GIVEN RECORDS:
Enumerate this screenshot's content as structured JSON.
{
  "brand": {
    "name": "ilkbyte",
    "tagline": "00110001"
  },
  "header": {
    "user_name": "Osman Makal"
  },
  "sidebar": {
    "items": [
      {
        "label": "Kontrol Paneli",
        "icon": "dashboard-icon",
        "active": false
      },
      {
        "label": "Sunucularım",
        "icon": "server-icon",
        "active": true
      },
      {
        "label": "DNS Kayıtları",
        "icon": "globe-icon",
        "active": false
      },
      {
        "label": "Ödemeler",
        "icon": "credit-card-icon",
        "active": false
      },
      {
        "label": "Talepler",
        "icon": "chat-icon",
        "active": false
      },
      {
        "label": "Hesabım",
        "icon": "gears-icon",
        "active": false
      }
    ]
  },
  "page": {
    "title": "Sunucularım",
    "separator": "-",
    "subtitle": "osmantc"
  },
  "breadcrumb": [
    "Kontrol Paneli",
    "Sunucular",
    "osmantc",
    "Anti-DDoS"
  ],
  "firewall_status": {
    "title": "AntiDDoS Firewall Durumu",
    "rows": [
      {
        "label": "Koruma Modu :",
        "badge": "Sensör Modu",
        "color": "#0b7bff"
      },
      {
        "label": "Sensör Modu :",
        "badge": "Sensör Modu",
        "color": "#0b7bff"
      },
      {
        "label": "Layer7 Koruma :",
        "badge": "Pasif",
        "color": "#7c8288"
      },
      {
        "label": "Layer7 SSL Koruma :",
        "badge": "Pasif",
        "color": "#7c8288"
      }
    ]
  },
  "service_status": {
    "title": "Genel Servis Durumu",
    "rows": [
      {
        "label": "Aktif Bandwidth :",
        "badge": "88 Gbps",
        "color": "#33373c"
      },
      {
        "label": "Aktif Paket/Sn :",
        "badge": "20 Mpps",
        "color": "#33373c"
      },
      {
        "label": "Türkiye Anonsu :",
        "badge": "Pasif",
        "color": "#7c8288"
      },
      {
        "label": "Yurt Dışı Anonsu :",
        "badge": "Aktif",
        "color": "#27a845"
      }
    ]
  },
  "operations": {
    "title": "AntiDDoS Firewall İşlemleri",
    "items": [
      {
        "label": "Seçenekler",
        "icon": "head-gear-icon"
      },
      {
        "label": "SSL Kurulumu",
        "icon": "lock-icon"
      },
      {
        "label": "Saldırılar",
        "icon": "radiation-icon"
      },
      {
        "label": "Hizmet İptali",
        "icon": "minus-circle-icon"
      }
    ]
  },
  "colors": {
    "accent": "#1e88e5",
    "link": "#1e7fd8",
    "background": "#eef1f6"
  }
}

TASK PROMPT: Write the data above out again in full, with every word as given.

YOUR SOLUTION:
Enumerate this screenshot's content as structured JSON.
{
  "brand": {
    "name": "ilkbyte",
    "tagline": "00110001"
  },
  "header": {
    "user_name": "Osman Makal"
  },
  "sidebar": {
    "items": [
      {
        "label": "Kontrol Paneli",
        "icon": "dashboard-icon",
        "active": false
      },
      {
        "label": "Sunucularım",
        "icon": "server-icon",
        "active": true
      },
      {
        "label": "DNS Kayıtları",
        "icon": "globe-icon",
        "active": false
      },
      {
        "label": "Ödemeler",
        "icon": "credit-card-icon",
        "active": false
      },
      {
        "label": "Talepler",
        "icon": "chat-icon",
        "active": false
      },
      {
        "label": "Hesabım",
        "icon": "gears-icon",
        "active": false
      }
    ]
  },
  "page": {
    "title": "Sunucularım",
    "separator": "-",
    "subtitle": "osmantc"
  },
  "breadcrumb": [
    "Kontrol Paneli",
    "Sunucular",
    "osmantc",
    "Anti-DDoS"
  ],
  "firewall_status": {
    "title": "AntiDDoS Firewall Durumu",
    "rows": [
      {
        "label": "Koruma Modu :",
        "badge": "Sensör Modu",
        "color": "#0b7bff"
      },
      {
        "label": "Sensör Modu :",
        "badge": "Sensör Modu",
        "color": "#0b7bff"
      },
      {
        "label": "Layer7 Koruma :",
        "badge": "Pasif",
        "color": "#7c8288"
      },
      {
        "label": "Layer7 SSL Koruma :",
        "badge": "Pasif",
        "color": "#7c8288"
      }
    ]
  },
  "service_status": {
    "title": "Genel Servis Durumu",
    "rows": [
      {
        "label": "Aktif Bandwidth :",
        "badge": "88 Gbps",
        "color": "#33373c"
      },
      {
        "label": "Aktif Paket/Sn :",
        "badge": "20 Mpps",
        "color": "#33373c"
      },
      {
        "label": "Türkiye Anonsu :",
        "badge": "Pasif",
        "color": "#7c8288"
      },
      {
        "label": "Yurt Dışı Anonsu :",
        "badge": "Aktif",
        "color": "#27a845"
      }
    ]
  },
  "operations": {
    "title": "AntiDDoS Firewall İşlemleri",
    "items": [
      {
        "label": "Seçenekler",
        "icon": "head-gear-icon"
      },
      {
        "label": "SSL Kurulumu",
        "icon": "lock-icon"
      },
      {
        "label": "Saldırılar",
        "icon": "radiation-icon"
      },
      {
        "label": "Hizmet İptali",
        "icon": "minus-circle-icon"
      }
    ]
  },
  "colors": {
    "accent": "#1e88e5",
    "link": "#1e7fd8",
    "background": "#eef1f6"
  }
}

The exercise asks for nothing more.